Back in November, we learned that Paramount and Bad Robot had hired Fargo and Legion showrunner Noah Hawley to write and direct the next Star Trek movie. The future of the Trek films have been up in the air for a while. After reception cooled following 2009’s Trek and was less than what Paramount wanted for Star Trek Beyond, the film franchise has been in an odd holding pattern. For a time it seemed like the fourth film would bring back Chris Hemsworth as Kirk’s father, but the studio wasn’t willing to meet the quotes for Hemsworth or Chris Pine. Then there was Quentin Tarantino‘s R-rated Star Trek that was probably never going to happen and now looks like it definitely won’t happen. So the ball has now landed with Hawley.
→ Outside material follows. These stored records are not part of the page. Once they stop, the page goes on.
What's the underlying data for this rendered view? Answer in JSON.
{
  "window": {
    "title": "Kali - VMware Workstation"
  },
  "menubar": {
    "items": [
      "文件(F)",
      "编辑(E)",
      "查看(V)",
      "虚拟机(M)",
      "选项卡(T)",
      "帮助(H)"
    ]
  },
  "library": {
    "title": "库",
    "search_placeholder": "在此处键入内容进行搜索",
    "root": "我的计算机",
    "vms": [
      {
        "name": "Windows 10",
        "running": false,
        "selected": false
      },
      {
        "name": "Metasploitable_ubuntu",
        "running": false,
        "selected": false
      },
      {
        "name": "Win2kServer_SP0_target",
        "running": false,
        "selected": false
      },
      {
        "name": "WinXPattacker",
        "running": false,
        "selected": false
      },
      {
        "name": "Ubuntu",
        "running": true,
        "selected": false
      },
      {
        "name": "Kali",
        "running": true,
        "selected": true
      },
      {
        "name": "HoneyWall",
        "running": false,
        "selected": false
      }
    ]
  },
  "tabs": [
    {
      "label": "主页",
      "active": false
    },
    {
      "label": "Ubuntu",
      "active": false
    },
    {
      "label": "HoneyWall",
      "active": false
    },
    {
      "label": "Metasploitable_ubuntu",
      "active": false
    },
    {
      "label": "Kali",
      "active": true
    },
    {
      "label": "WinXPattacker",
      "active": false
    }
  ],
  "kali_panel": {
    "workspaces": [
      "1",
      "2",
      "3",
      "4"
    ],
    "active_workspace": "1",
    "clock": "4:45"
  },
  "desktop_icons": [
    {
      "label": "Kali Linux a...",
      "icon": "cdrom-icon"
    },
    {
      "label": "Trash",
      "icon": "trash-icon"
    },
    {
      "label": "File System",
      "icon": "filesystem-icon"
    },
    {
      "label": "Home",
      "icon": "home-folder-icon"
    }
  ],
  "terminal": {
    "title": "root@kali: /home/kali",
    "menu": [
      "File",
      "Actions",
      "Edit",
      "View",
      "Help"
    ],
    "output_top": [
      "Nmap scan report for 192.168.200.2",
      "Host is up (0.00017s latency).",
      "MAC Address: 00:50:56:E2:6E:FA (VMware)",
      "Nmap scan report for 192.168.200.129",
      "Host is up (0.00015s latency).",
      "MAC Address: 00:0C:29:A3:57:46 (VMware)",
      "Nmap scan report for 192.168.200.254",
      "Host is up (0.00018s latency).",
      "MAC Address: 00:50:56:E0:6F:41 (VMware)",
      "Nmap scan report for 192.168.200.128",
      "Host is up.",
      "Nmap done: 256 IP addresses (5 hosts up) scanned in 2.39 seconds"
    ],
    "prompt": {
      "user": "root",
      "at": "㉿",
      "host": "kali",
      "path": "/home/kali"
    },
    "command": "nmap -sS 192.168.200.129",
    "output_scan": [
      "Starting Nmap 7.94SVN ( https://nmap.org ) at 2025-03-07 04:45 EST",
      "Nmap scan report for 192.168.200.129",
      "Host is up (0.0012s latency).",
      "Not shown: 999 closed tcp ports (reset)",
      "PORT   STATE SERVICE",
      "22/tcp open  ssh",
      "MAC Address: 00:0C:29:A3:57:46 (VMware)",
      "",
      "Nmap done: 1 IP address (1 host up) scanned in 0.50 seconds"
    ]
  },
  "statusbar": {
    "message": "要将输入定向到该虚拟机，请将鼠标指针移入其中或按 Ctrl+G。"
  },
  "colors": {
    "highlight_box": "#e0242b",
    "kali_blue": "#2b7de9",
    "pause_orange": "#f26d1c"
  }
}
Christina Radish spoke to Hawley at the FX press day for the TCAs and asked him about providing a unique take on Star Trek:
When I think about my evolution, as a filmmaker, I really came into my own through Fargo. It was in figuring out, how do you make a Coen Brothers movie? I had to figure out, what is the nature of suspense, what is the nature of comedy, in their work, what is the economy of their camera moves, etc. And then, Legion for me was then an experimental film, in comparison. The function of cinema is to create feelings in an audience, and so, what if I do this, and what if I do that? What if I detach the image from information? What if I create a surrealism, more horror, or any of these other elements? And on some level, Lucy [in the Sky] was also an experiment, in telling this magic realism astronaut story. And so, I came out of that going, “All right, I feel like this experimental phase that I’ve gone through, I really learned a lot from it. I’m excited to get back to Fargo, and tell as linear a narrative as we ever tell, and something that’s very grounded and real. And I was excited to look around, if I was gonna make another movie, and I wanted to do something with more scale to it.
When I looked at all of the franchises, I kept coming back to Star Trek as something that, ultimately, at the end of the day that is, at its heart, about being human, about diversity and exploration and outsmarting your opponent, as opposed to destroying your opponent through your physical might. It’s William Shatner putting on his reading glasses and lowering the shields. That’s Star Trek to me. He’s clever. He’s cleverer than the other guy. But it’s also the conceptual science fiction that was always so great in Next Generation, or even the original. Action, in and of itself, isn’t that interesting to me, unless it’s story. I love The Raid. The guy is stuck in this building and has got to fight his way out, and it’s all story. But just to have action for action’s sake isn’t that interesting. So, I have my own take and my own things that I want to do with it. Having done this 40-hour homage to the Coens, and having done a Marvel series, I always approach this material understanding that people are really invested in these stories, and I treat the material with real respect, but I’m going to tell my own story now. I always feel, as a fan, if there’s something that I love and somebody tells me new stories, I get excited. I’m excited there’s going to be another Matrix movie. I don’t need it to be the old Matrix movie. I’m excited to see characters used in new ways, or new characters, or whatever it is.
This is an encouraging answer that he likes the more intellectual side of Trek since, despite the demands of franchise filmmaking, Trek isn’t really an action series. Yes, there are spaceships and phasers and what have you, but the best Trek stories are about a deeper societal issue being explored in a smart way.
So where does this leave the next installment of Trek? Hawley says it’s the early stages, but he looks at the next movie as a “new beginning”:
So then, would you be doing it with the cast that’s already in place, or would it be a new thing?
HAWLEY: It’s still early days. For me, it’s definitely an a new direction, but it’s still early, in terms of who exactly would be in it or what the characters would be. I don’t think of it as Star Trek 4, to be reductive. This is a new beginning.
Speaking to THR, Hawley indicated that he’s looking to line up a new cast to play new characters. I’m sure after the box office returns of Star Trek Beyond, Paramount wouldn’t necessarily mind a reboot of sorts, but the question now becomes if they want to start from scratch with a new cast, do they roll the dice and say “This is a new ship and a new story and new characters, but it’s the Star Trek universe”? There are a lot of possibilities, so I’m curious to see what Hawley does with his Trek movie. Perhaps it’s time to leave the James T. Kirk of it all behind and boldly go where no Trek movie has gone before: a film that’s not connected to any of the TV shows.